Lucky Lady II is a United States Air Force Boeing B-50 Superfortress that became the first airplane to circle the world nonstop when it made the journey in 1949, assisted by in-flight refueling.
Total time airborne was 94 hours and 1 minute.

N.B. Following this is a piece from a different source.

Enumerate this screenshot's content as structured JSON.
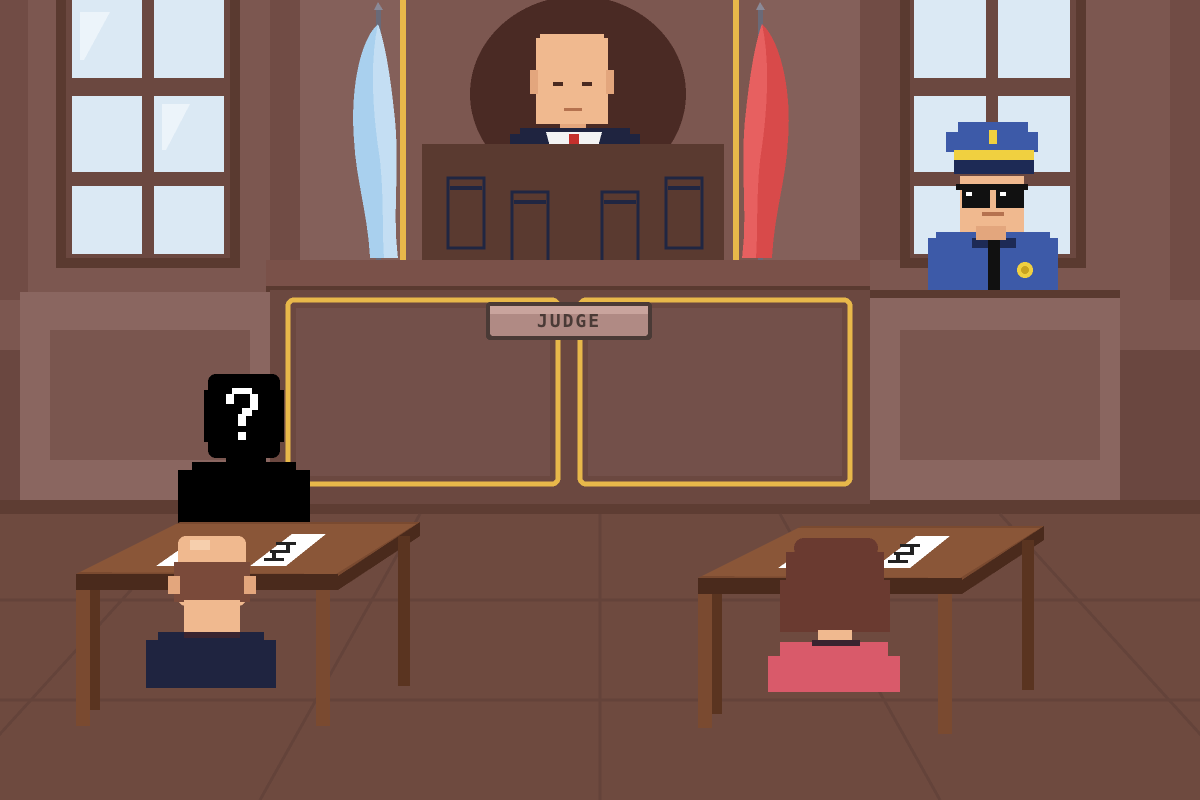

The plane started its round-the-world trip with a crew of 14 under the command of Captain James Gallagher at 12:21 PM on February 26, 1949, from Carswell Air Force Base in Fort Worth, Texas, heading east over the Atlantic Ocean. After flying 23,452 miles (37,742 km), the plane passed the control tower back at Carswell AFB on March 2 at 10:22 AM, marking the end of the circumnavigation, and landed there at 10:31 AM after being in the air for 94 hours and one minute, landing two minutes before the estimated time of arrival calculated at take-off. En route, the plane was refueled four times by B-29 Superfortresses converted into aerial refueling tankers KB-29Ms, meeting up above Lajes Air Force Base in the Azores, Dhahran Airfield in Saudi Arabia, Clark Air Force Base in the Philippines, and Hickam Air Force Base in Hawaii, using the soon-to-be obsolete grappled-line looped-hose technique. The plane flew at altitudes between 10,000 to 20,000 feet (3,000 to 6,100 m) and completed the trip around the world at an average ground speed of 249 miles per hour.